ASSIGNED TASK:
The answer must consist of every line from the data that holds "true".

(Web page and app entries)
┌──

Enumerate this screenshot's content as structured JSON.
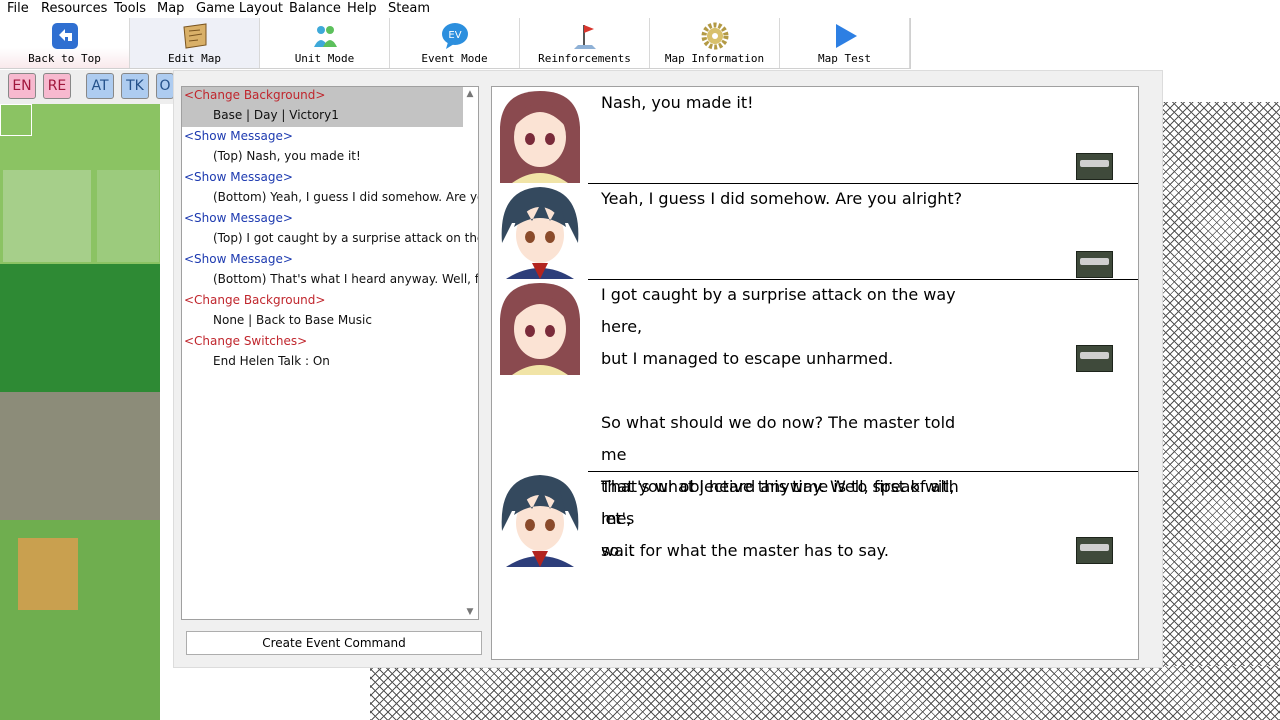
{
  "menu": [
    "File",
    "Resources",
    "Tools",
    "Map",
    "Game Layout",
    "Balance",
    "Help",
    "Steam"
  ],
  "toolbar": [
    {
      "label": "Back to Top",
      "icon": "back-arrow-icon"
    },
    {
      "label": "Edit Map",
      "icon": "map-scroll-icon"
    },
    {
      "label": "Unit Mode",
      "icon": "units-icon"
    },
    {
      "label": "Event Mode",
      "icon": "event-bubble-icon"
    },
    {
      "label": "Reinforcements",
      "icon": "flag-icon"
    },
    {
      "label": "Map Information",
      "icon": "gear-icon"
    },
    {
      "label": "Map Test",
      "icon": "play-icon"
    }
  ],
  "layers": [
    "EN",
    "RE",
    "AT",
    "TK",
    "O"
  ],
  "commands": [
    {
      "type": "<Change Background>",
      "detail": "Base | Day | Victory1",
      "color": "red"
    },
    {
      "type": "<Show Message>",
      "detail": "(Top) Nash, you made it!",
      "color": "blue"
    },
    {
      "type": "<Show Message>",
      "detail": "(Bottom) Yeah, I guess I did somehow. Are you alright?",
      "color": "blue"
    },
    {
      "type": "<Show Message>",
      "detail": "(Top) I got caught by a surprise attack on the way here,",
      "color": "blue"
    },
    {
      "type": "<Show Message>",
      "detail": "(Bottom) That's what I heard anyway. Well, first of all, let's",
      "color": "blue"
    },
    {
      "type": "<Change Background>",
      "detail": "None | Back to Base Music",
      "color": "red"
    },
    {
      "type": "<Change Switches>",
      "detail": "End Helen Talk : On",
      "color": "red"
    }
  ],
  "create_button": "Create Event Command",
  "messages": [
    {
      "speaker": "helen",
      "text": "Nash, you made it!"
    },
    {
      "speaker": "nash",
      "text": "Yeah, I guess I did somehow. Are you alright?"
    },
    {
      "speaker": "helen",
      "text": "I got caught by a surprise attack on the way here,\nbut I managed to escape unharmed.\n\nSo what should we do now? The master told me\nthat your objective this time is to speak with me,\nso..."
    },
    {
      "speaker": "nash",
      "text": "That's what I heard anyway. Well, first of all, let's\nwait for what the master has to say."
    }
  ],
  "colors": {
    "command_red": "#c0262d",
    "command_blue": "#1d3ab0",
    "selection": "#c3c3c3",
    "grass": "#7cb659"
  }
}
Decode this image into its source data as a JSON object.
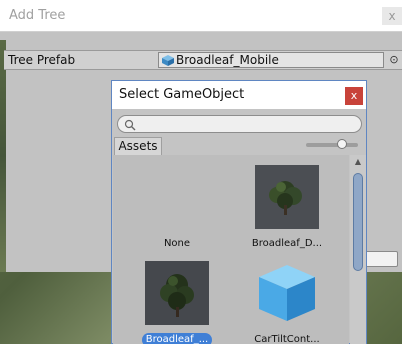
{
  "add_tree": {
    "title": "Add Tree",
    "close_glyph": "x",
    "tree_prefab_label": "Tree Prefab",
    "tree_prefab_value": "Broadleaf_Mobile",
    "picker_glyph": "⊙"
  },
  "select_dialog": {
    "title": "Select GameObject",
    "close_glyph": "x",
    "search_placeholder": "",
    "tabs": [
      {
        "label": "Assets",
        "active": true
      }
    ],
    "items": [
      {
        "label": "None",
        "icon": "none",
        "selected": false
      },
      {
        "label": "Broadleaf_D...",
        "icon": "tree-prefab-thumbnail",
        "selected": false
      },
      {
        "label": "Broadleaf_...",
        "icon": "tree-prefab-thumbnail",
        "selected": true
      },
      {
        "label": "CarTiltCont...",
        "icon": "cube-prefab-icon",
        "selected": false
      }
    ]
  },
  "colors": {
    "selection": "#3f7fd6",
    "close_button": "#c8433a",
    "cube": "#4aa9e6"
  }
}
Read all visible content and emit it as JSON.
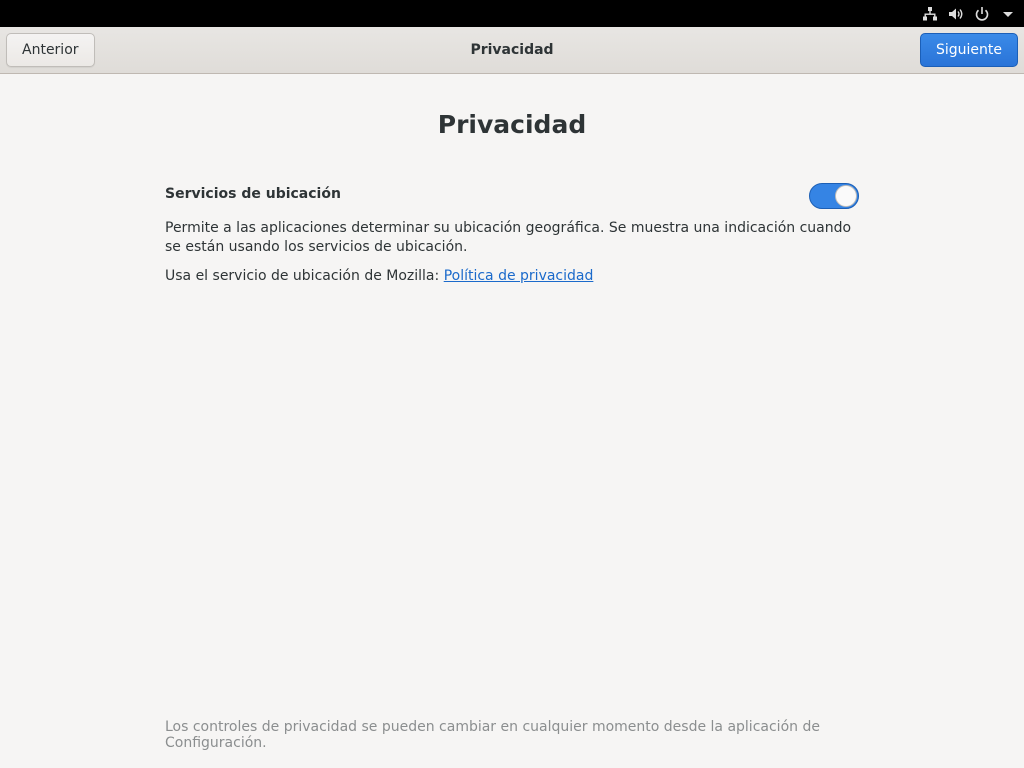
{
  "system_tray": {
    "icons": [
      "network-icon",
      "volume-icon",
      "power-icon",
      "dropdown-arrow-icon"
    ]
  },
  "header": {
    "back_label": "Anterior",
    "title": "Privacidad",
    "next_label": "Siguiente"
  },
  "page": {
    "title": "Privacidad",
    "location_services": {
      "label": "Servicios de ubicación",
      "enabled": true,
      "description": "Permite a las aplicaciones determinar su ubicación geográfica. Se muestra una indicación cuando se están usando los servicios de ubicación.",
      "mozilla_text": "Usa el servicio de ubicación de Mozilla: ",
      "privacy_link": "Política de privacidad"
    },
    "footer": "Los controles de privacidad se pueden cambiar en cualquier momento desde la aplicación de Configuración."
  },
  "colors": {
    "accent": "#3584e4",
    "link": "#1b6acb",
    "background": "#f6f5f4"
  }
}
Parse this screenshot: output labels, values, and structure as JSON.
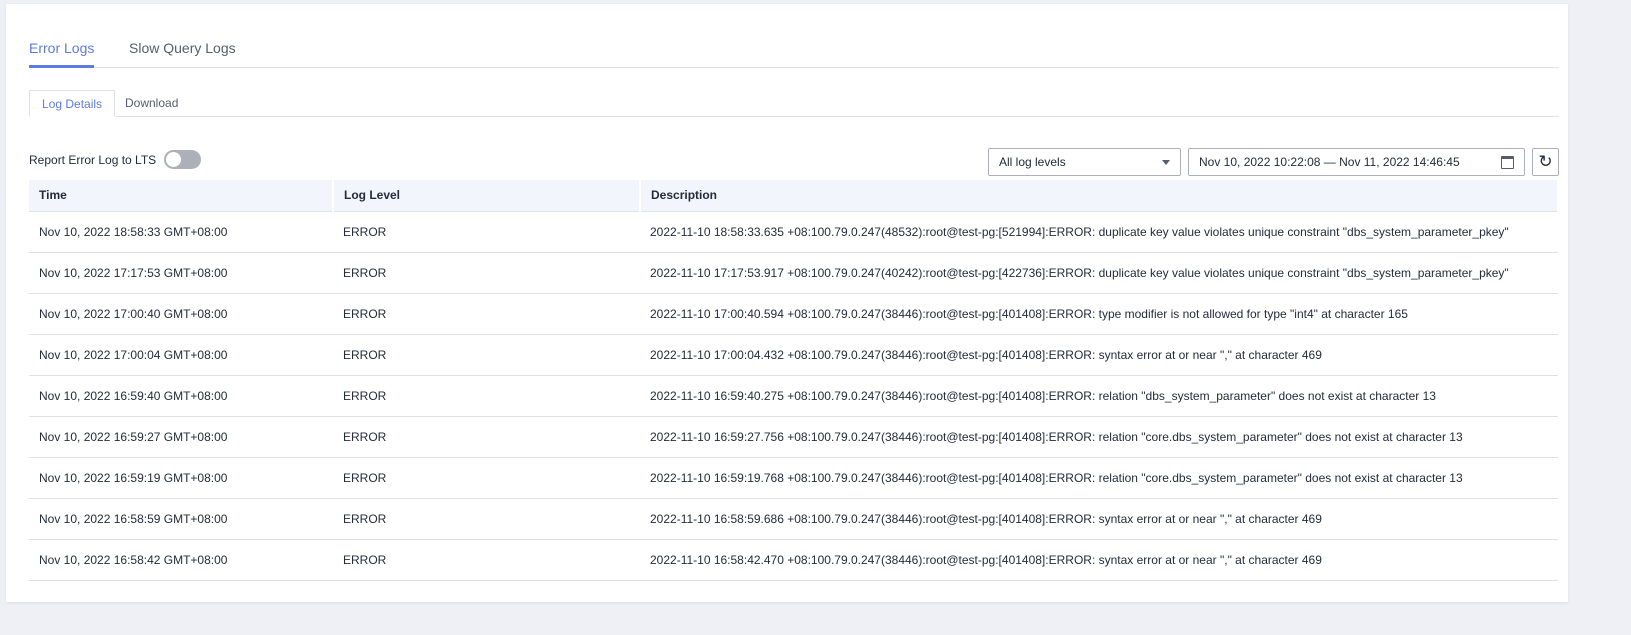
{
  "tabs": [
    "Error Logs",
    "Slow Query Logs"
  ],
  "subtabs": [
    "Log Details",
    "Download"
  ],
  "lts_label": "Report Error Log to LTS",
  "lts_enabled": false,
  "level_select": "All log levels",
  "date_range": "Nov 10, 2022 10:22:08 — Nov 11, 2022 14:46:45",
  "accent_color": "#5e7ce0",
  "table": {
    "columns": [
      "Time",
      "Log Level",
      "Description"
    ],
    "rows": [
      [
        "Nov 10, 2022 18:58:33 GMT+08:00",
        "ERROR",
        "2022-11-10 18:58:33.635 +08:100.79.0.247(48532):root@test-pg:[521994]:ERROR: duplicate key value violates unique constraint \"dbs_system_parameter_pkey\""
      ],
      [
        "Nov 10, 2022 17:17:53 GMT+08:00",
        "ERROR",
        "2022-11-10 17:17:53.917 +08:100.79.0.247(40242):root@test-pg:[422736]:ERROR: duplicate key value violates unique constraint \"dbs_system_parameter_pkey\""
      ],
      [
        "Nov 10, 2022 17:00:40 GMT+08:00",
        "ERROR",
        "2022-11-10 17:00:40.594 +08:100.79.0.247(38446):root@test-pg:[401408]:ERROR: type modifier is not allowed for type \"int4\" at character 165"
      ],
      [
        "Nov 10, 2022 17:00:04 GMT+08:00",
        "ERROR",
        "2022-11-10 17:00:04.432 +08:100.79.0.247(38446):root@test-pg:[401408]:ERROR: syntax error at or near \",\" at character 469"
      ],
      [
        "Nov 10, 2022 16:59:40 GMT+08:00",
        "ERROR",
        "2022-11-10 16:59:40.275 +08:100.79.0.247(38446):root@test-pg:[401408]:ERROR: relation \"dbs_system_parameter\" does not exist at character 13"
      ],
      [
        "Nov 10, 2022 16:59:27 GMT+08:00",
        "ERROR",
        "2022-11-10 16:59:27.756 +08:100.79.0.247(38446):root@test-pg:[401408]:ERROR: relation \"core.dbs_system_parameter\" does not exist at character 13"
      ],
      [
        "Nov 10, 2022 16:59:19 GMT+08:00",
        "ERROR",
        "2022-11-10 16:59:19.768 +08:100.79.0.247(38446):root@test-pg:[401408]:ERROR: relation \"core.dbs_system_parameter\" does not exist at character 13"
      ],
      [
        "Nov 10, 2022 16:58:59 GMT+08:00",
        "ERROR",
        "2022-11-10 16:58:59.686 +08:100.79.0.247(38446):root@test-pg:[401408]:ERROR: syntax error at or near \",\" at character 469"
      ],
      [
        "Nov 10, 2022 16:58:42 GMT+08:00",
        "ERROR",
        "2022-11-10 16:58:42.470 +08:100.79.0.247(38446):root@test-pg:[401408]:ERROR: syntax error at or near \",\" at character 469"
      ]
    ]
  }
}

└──

REPLY TO THE EXERCISE:
        "active": true
        "selected": true
      "enabled": true,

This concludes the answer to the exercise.